Entries from a dataset of interfaces:
----

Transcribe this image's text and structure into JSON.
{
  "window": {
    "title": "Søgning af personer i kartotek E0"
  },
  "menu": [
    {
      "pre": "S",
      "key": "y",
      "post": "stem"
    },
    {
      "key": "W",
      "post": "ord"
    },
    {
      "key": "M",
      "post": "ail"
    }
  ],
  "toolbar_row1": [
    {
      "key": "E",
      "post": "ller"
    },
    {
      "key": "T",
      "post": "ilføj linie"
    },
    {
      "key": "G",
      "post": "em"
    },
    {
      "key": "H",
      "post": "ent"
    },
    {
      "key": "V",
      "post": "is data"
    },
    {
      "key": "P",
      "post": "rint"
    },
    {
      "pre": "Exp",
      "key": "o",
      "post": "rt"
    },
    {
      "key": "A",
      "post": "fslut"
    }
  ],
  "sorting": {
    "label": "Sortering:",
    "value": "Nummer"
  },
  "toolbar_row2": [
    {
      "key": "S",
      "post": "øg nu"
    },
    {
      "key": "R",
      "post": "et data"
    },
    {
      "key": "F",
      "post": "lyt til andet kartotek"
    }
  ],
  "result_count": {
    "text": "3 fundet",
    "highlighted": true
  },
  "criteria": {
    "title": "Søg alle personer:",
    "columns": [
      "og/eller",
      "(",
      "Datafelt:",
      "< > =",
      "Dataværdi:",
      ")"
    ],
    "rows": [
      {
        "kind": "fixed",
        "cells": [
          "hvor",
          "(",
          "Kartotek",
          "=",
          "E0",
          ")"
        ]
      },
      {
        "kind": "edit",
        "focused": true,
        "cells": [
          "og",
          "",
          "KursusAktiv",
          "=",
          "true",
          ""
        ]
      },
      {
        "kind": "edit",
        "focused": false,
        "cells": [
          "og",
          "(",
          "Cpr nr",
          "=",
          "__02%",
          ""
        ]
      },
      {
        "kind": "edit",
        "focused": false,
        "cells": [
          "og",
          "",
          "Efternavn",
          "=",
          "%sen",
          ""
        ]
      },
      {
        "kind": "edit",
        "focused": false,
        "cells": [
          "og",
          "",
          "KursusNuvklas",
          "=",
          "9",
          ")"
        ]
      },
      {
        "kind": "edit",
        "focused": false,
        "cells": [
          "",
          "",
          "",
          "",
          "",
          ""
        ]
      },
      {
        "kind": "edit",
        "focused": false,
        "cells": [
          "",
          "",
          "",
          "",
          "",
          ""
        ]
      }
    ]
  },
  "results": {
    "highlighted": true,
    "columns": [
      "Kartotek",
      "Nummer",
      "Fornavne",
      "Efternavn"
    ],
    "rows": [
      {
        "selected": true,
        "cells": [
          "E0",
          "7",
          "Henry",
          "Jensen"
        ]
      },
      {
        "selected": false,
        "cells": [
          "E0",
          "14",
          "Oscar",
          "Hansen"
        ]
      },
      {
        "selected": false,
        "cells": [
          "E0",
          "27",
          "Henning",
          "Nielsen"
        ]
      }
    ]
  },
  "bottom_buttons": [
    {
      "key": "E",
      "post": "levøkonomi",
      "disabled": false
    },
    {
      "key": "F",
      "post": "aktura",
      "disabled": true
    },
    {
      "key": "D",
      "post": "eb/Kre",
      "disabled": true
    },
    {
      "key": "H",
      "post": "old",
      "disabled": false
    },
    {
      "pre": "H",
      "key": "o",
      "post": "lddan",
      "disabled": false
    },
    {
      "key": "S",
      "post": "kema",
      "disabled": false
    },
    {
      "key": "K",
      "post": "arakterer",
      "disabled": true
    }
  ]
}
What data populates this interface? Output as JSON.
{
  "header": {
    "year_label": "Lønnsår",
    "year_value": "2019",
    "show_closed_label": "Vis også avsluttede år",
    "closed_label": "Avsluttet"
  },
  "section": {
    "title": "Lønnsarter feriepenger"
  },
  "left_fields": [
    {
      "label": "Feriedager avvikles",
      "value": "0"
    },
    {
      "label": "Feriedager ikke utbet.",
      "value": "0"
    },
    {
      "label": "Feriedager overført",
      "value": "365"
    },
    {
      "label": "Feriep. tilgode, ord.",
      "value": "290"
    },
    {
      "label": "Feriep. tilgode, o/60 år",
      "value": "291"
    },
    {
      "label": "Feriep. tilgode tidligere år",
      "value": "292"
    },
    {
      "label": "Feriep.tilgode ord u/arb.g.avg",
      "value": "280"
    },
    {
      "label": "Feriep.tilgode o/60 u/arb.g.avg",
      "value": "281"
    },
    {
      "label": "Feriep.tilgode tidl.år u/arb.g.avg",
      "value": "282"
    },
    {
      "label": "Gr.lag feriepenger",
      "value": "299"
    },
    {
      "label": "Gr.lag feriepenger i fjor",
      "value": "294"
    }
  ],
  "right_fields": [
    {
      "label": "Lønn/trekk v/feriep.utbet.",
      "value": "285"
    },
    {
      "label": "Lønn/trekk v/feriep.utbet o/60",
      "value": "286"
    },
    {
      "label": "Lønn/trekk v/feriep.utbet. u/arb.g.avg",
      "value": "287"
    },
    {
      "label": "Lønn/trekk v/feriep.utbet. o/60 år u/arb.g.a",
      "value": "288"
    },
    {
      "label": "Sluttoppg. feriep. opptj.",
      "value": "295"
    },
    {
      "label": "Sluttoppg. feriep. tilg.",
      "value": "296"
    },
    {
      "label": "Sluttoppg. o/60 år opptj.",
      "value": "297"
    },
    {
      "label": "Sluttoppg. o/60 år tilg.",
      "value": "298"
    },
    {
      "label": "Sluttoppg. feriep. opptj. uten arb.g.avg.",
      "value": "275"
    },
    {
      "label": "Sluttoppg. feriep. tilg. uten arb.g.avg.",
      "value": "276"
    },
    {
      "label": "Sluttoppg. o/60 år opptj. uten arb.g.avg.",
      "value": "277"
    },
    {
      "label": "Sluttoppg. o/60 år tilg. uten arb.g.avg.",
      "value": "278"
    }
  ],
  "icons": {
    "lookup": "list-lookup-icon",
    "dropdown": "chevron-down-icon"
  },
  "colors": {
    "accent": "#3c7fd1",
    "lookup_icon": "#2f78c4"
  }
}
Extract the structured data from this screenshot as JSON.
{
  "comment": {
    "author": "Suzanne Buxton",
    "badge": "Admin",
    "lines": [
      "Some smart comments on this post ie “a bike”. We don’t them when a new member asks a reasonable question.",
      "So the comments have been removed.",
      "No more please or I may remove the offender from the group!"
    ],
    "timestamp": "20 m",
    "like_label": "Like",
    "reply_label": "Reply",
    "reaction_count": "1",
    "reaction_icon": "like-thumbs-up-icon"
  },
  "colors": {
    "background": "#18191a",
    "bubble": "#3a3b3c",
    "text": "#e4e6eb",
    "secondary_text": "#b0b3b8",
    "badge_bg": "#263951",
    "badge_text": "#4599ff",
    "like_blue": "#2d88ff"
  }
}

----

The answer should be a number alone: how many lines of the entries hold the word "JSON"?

3